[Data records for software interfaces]

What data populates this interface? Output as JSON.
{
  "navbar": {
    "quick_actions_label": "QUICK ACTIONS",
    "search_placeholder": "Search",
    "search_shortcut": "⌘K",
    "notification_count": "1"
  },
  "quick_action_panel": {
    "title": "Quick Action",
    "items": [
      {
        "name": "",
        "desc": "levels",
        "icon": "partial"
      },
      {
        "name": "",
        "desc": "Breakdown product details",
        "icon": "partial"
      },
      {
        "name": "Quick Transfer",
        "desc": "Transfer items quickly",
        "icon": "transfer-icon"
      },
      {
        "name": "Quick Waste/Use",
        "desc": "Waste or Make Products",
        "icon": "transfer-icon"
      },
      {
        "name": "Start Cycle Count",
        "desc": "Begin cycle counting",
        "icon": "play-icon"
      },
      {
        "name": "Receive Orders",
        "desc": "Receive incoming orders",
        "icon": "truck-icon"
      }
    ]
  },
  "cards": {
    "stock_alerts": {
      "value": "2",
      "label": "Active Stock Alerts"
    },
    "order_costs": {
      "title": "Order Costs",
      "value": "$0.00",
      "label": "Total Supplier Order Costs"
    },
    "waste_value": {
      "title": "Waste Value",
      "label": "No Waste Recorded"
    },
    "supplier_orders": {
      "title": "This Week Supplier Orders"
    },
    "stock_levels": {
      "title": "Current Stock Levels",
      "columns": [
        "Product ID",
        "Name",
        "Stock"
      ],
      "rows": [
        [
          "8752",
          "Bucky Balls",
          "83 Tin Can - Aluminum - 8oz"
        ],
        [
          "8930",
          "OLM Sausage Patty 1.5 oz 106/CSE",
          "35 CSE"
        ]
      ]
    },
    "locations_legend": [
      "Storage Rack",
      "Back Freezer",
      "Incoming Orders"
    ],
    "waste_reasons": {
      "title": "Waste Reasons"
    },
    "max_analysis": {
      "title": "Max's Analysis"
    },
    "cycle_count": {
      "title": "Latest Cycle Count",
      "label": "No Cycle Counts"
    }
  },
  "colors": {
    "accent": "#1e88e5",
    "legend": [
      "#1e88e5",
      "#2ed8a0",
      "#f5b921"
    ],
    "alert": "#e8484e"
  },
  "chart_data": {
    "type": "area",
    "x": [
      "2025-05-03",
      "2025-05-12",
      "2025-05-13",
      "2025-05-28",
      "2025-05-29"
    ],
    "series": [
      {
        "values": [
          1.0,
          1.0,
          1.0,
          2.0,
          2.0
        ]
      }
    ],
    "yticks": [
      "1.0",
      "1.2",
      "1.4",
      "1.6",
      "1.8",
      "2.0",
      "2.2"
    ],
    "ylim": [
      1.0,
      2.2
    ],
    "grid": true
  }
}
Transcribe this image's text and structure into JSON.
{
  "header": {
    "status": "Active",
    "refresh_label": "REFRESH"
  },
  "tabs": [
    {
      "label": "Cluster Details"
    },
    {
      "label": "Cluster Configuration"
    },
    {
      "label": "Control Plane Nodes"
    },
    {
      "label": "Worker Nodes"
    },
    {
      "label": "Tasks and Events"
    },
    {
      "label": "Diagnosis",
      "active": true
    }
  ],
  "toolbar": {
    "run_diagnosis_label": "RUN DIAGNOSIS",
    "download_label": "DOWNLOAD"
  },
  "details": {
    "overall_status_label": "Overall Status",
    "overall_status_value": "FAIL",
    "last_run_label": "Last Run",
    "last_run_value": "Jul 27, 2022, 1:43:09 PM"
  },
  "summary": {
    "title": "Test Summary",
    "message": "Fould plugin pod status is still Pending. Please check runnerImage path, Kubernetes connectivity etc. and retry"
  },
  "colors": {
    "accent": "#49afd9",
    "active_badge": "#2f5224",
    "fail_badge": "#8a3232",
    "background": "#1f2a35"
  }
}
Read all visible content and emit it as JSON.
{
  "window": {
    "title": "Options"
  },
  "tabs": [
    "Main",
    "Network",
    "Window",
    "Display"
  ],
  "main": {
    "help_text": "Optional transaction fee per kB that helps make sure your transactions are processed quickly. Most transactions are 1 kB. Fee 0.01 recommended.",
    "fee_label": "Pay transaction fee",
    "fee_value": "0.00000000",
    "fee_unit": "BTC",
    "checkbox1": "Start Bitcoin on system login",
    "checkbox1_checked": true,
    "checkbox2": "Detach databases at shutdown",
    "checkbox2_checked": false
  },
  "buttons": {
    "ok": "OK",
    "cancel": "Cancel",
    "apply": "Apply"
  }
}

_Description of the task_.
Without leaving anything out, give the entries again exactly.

_Answer to this task_.
What data populates this interface? Output as JSON.
{
  "navbar": {
    "quick_actions_label": "QUICK ACTIONS",
    "search_placeholder": "Search",
    "search_shortcut": "⌘K",
    "notification_count": "1"
  },
  "quick_action_panel": {
    "title": "Quick Action",
    "items": [
      {
        "name": "",
        "desc": "levels",
        "icon": "partial"
      },
      {
        "name": "",
        "desc": "Breakdown product details",
        "icon": "partial"
      },
      {
        "name": "Quick Transfer",
        "desc": "Transfer items quickly",
        "icon": "transfer-icon"
      },
      {
        "name": "Quick Waste/Use",
        "desc": "Waste or Make Products",
        "icon": "transfer-icon"
      },
      {
        "name": "Start Cycle Count",
        "desc": "Begin cycle counting",
        "icon": "play-icon"
      },
      {
        "name": "Receive Orders",
        "desc": "Receive incoming orders",
        "icon": "truck-icon"
      }
    ]
  },
  "cards": {
    "stock_alerts": {
      "value": "2",
      "label": "Active Stock Alerts"
    },
    "order_costs": {
      "title": "Order Costs",
      "value": "$0.00",
      "label": "Total Supplier Order Costs"
    },
    "waste_value": {
      "title": "Waste Value",
      "label": "No Waste Recorded"
    },
    "supplier_orders": {
      "title": "This Week Supplier Orders"
    },
    "stock_levels": {
      "title": "Current Stock Levels",
      "columns": [
        "Product ID",
        "Name",
        "Stock"
      ],
      "rows": [
        [
          "8752",
          "Bucky Balls",
          "83 Tin Can - Aluminum - 8oz"
        ],
        [
          "8930",
          "OLM Sausage Patty 1.5 oz 106/CSE",
          "35 CSE"
        ]
      ]
    },
    "locations_legend": [
      "Storage Rack",
      "Back Freezer",
      "Incoming Orders"
    ],
    "waste_reasons": {
      "title": "Waste Reasons"
    },
    "max_analysis": {
      "title": "Max's Analysis"
    },
    "cycle_count": {
      "title": "Latest Cycle Count",
      "label": "No Cycle Counts"
    }
  },
  "colors": {
    "accent": "#1e88e5",
    "legend": [
      "#1e88e5",
      "#2ed8a0",
      "#f5b921"
    ],
    "alert": "#e8484e"
  },
  "chart_data": {
    "type": "area",
    "x": [
      "2025-05-03",
      "2025-05-12",
      "2025-05-13",
      "2025-05-28",
      "2025-05-29"
    ],
    "series": [
      {
        "values": [
          1.0,
          1.0,
          1.0,
          2.0,
          2.0
        ]
      }
    ],
    "yticks": [
      "1.0",
      "1.2",
      "1.4",
      "1.6",
      "1.8",
      "2.0",
      "2.2"
    ],
    "ylim": [
      1.0,
      2.2
    ],
    "grid": true
  }
}
Transcribe this image's text and structure into JSON.
{
  "header": {
    "status": "Active",
    "refresh_label": "REFRESH"
  },
  "tabs": [
    {
      "label": "Cluster Details"
    },
    {
      "label": "Cluster Configuration"
    },
    {
      "label": "Control Plane Nodes"
    },
    {
      "label": "Worker Nodes"
    },
    {
      "label": "Tasks and Events"
    },
    {
      "label": "Diagnosis",
      "active": true
    }
  ],
  "toolbar": {
    "run_diagnosis_label": "RUN DIAGNOSIS",
    "download_label": "DOWNLOAD"
  },
  "details": {
    "overall_status_label": "Overall Status",
    "overall_status_value": "FAIL",
    "last_run_label": "Last Run",
    "last_run_value": "Jul 27, 2022, 1:43:09 PM"
  },
  "summary": {
    "title": "Test Summary",
    "message": "Fould plugin pod status is still Pending. Please check runnerImage path, Kubernetes connectivity etc. and retry"
  },
  "colors": {
    "accent": "#49afd9",
    "active_badge": "#2f5224",
    "fail_badge": "#8a3232",
    "background": "#1f2a35"
  }
}
Read all visible content and emit it as JSON.
{
  "window": {
    "title": "Options"
  },
  "tabs": [
    "Main",
    "Network",
    "Window",
    "Display"
  ],
  "main": {
    "help_text": "Optional transaction fee per kB that helps make sure your transactions are processed quickly. Most transactions are 1 kB. Fee 0.01 recommended.",
    "fee_label": "Pay transaction fee",
    "fee_value": "0.00000000",
    "fee_unit": "BTC",
    "checkbox1": "Start Bitcoin on system login",
    "checkbox1_checked": true,
    "checkbox2": "Detach databases at shutdown",
    "checkbox2_checked": false
  },
  "buttons": {
    "ok": "OK",
    "cancel": "Cancel",
    "apply": "Apply"
  }
}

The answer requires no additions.